Directions for this task> Please repeat the records below exactly, skipping any pictures.

Data provided>
▬▬▬

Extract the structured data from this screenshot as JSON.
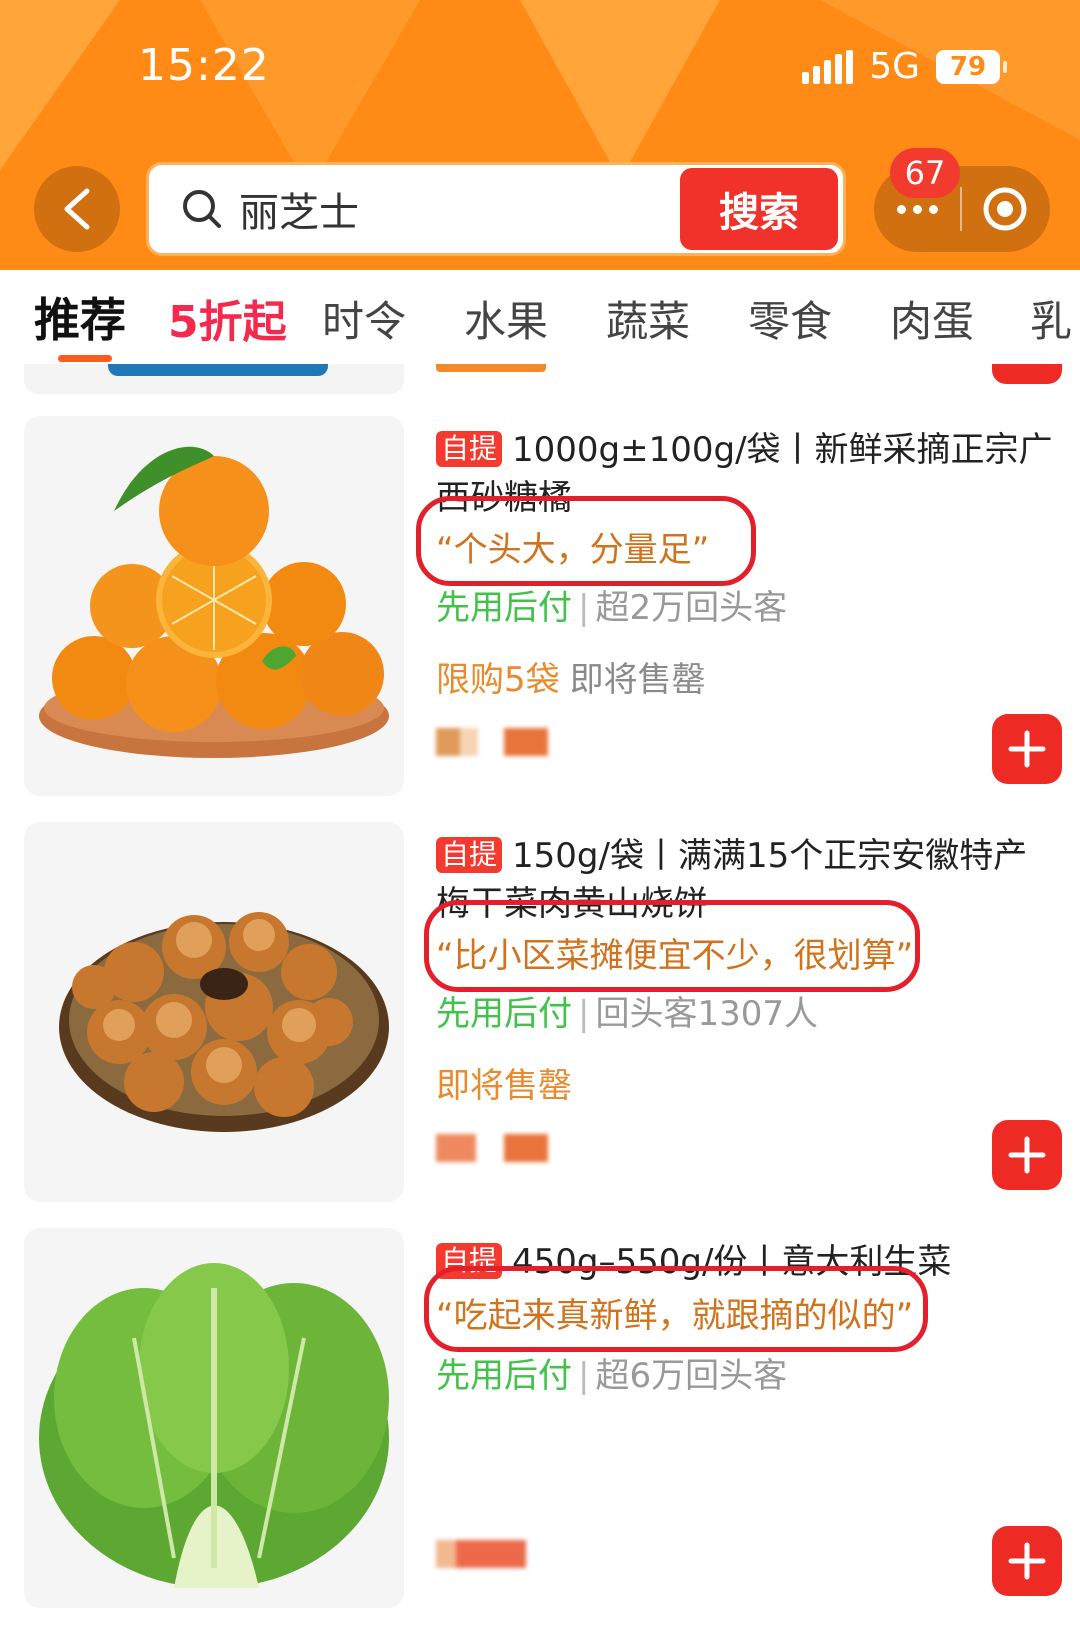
{
  "status_bar": {
    "time": "15:22",
    "network": "5G",
    "battery": "79"
  },
  "header": {
    "search_query": "丽芝士",
    "search_button": "搜索",
    "notification_count": "67"
  },
  "tabs": [
    {
      "label": "推荐"
    },
    {
      "label": "5折起"
    },
    {
      "label": "时令"
    },
    {
      "label": "水果"
    },
    {
      "label": "蔬菜"
    },
    {
      "label": "零食"
    },
    {
      "label": "肉蛋"
    },
    {
      "label": "乳"
    }
  ],
  "products": [
    {
      "tag": "自提",
      "title": "1000g±100g/袋丨新鲜采摘正宗广西砂糖橘",
      "quote": "“个头大，分量足”",
      "pay_label": "先用后付",
      "repeat_customers": "超2万回头客",
      "limit": "限购5袋",
      "stock_status": "即将售罄"
    },
    {
      "tag": "自提",
      "title": "150g/袋丨满满15个正宗安徽特产梅干菜肉黄山烧饼",
      "quote": "“比小区菜摊便宜不少，很划算”",
      "pay_label": "先用后付",
      "repeat_customers": "回头客1307人",
      "stock_status": "即将售罄"
    },
    {
      "tag": "自提",
      "title": "450g–550g/份丨意大利生菜",
      "quote": "“吃起来真新鲜，就跟摘的似的”",
      "pay_label": "先用后付",
      "repeat_customers": "超6万回头客"
    }
  ],
  "colors": {
    "header_orange": "#ff8a16",
    "search_red": "#f0322b",
    "promo_pink": "#f3294d",
    "quote_orange": "#d0731c",
    "highlight_frame_red": "#e31f2b",
    "pay_green": "#41c24b",
    "add_red": "#ee2a24"
  }
}
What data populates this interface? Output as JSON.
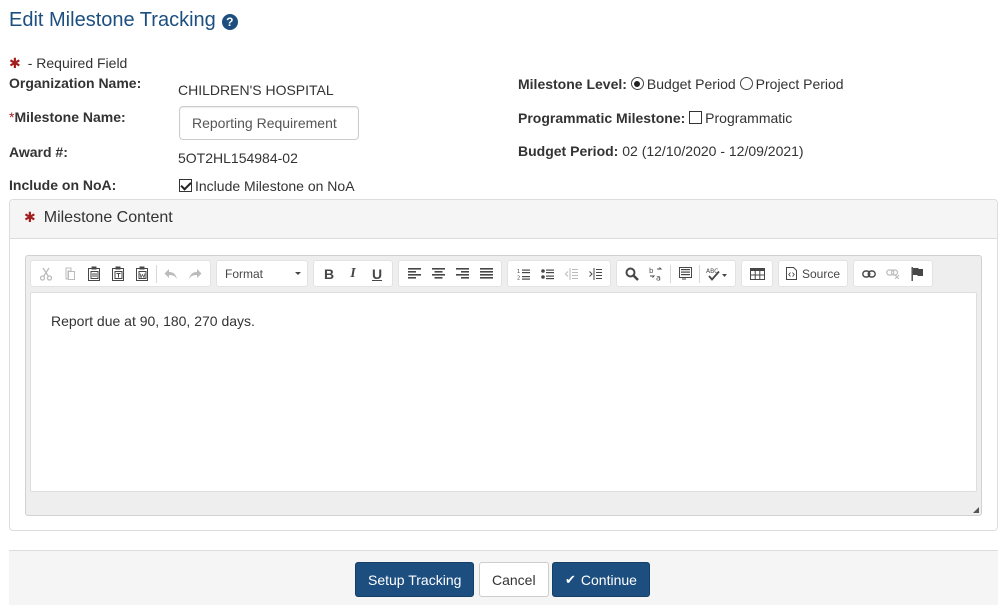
{
  "page": {
    "title": "Edit Milestone Tracking",
    "help_icon": "question-circle-icon",
    "required_note": "- Required Field"
  },
  "form": {
    "organization_label": "Organization Name:",
    "organization_value": "CHILDREN'S HOSPITAL",
    "milestone_name_label": "Milestone Name:",
    "milestone_name_value": "Reporting Requirement",
    "award_label": "Award #:",
    "award_value": "5OT2HL154984-02",
    "include_noa_label": "Include on NoA:",
    "include_noa_option": "Include Milestone on NoA",
    "include_noa_checked": true,
    "milestone_level_label": "Milestone Level:",
    "milestone_level_options": [
      "Budget Period",
      "Project Period"
    ],
    "milestone_level_selected": "Budget Period",
    "programmatic_label": "Programmatic Milestone:",
    "programmatic_option": "Programmatic",
    "programmatic_checked": false,
    "budget_period_label": "Budget Period:",
    "budget_period_value": "02 (12/10/2020 - 12/09/2021)"
  },
  "content_panel": {
    "heading": "Milestone Content",
    "editor": {
      "toolbar": {
        "format_label": "Format",
        "source_label": "Source",
        "icons": [
          "cut-icon",
          "copy-icon",
          "paste-icon",
          "paste-text-icon",
          "paste-word-icon",
          "undo-icon",
          "redo-icon",
          "bold-icon",
          "italic-icon",
          "underline-icon",
          "align-left-icon",
          "align-center-icon",
          "align-right-icon",
          "justify-icon",
          "numbered-list-icon",
          "bulleted-list-icon",
          "outdent-icon",
          "indent-icon",
          "find-icon",
          "replace-icon",
          "select-all-icon",
          "spellcheck-icon",
          "table-icon",
          "source-icon",
          "link-icon",
          "unlink-icon",
          "anchor-icon"
        ],
        "bold_glyph": "B",
        "italic_glyph": "I",
        "underline_glyph": "U"
      },
      "body_text": "Report due at 90, 180, 270 days."
    }
  },
  "footer": {
    "setup_tracking_label": "Setup Tracking",
    "cancel_label": "Cancel",
    "continue_label": "Continue",
    "continue_glyph": "✔"
  },
  "colors": {
    "primary": "#1c4f80",
    "required": "#a41d1d"
  }
}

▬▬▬

Exercise response>
Extract the structured data from this screenshot as JSON.
{
  "status_bar": {
    "time": "15:22",
    "network": "5G",
    "battery": "79"
  },
  "header": {
    "search_query": "丽芝士",
    "search_button": "搜索",
    "notification_count": "67"
  },
  "tabs": [
    {
      "label": "推荐"
    },
    {
      "label": "5折起"
    },
    {
      "label": "时令"
    },
    {
      "label": "水果"
    },
    {
      "label": "蔬菜"
    },
    {
      "label": "零食"
    },
    {
      "label": "肉蛋"
    },
    {
      "label": "乳"
    }
  ],
  "products": [
    {
      "tag": "自提",
      "title": "1000g±100g/袋丨新鲜采摘正宗广西砂糖橘",
      "quote": "“个头大，分量足”",
      "pay_label": "先用后付",
      "repeat_customers": "超2万回头客",
      "limit": "限购5袋",
      "stock_status": "即将售罄"
    },
    {
      "tag": "自提",
      "title": "150g/袋丨满满15个正宗安徽特产梅干菜肉黄山烧饼",
      "quote": "“比小区菜摊便宜不少，很划算”",
      "pay_label": "先用后付",
      "repeat_customers": "回头客1307人",
      "stock_status": "即将售罄"
    },
    {
      "tag": "自提",
      "title": "450g–550g/份丨意大利生菜",
      "quote": "“吃起来真新鲜，就跟摘的似的”",
      "pay_label": "先用后付",
      "repeat_customers": "超6万回头客"
    }
  ],
  "colors": {
    "header_orange": "#ff8a16",
    "search_red": "#f0322b",
    "promo_pink": "#f3294d",
    "quote_orange": "#d0731c",
    "highlight_frame_red": "#e31f2b",
    "pay_green": "#41c24b",
    "add_red": "#ee2a24"
  }
}
What data populates this interface? Output as JSON.
{
  "page": {
    "title": "Edit Milestone Tracking",
    "help_icon": "question-circle-icon",
    "required_note": "- Required Field"
  },
  "form": {
    "organization_label": "Organization Name:",
    "organization_value": "CHILDREN'S HOSPITAL",
    "milestone_name_label": "Milestone Name:",
    "milestone_name_value": "Reporting Requirement",
    "award_label": "Award #:",
    "award_value": "5OT2HL154984-02",
    "include_noa_label": "Include on NoA:",
    "include_noa_option": "Include Milestone on NoA",
    "include_noa_checked": true,
    "milestone_level_label": "Milestone Level:",
    "milestone_level_options": [
      "Budget Period",
      "Project Period"
    ],
    "milestone_level_selected": "Budget Period",
    "programmatic_label": "Programmatic Milestone:",
    "programmatic_option": "Programmatic",
    "programmatic_checked": false,
    "budget_period_label": "Budget Period:",
    "budget_period_value": "02 (12/10/2020 - 12/09/2021)"
  },
  "content_panel": {
    "heading": "Milestone Content",
    "editor": {
      "toolbar": {
        "format_label": "Format",
        "source_label": "Source",
        "icons": [
          "cut-icon",
          "copy-icon",
          "paste-icon",
          "paste-text-icon",
          "paste-word-icon",
          "undo-icon",
          "redo-icon",
          "bold-icon",
          "italic-icon",
          "underline-icon",
          "align-left-icon",
          "align-center-icon",
          "align-right-icon",
          "justify-icon",
          "numbered-list-icon",
          "bulleted-list-icon",
          "outdent-icon",
          "indent-icon",
          "find-icon",
          "replace-icon",
          "select-all-icon",
          "spellcheck-icon",
          "table-icon",
          "source-icon",
          "link-icon",
          "unlink-icon",
          "anchor-icon"
        ],
        "bold_glyph": "B",
        "italic_glyph": "I",
        "underline_glyph": "U"
      },
      "body_text": "Report due at 90, 180, 270 days."
    }
  },
  "footer": {
    "setup_tracking_label": "Setup Tracking",
    "cancel_label": "Cancel",
    "continue_label": "Continue",
    "continue_glyph": "✔"
  },
  "colors": {
    "primary": "#1c4f80",
    "required": "#a41d1d"
  }
}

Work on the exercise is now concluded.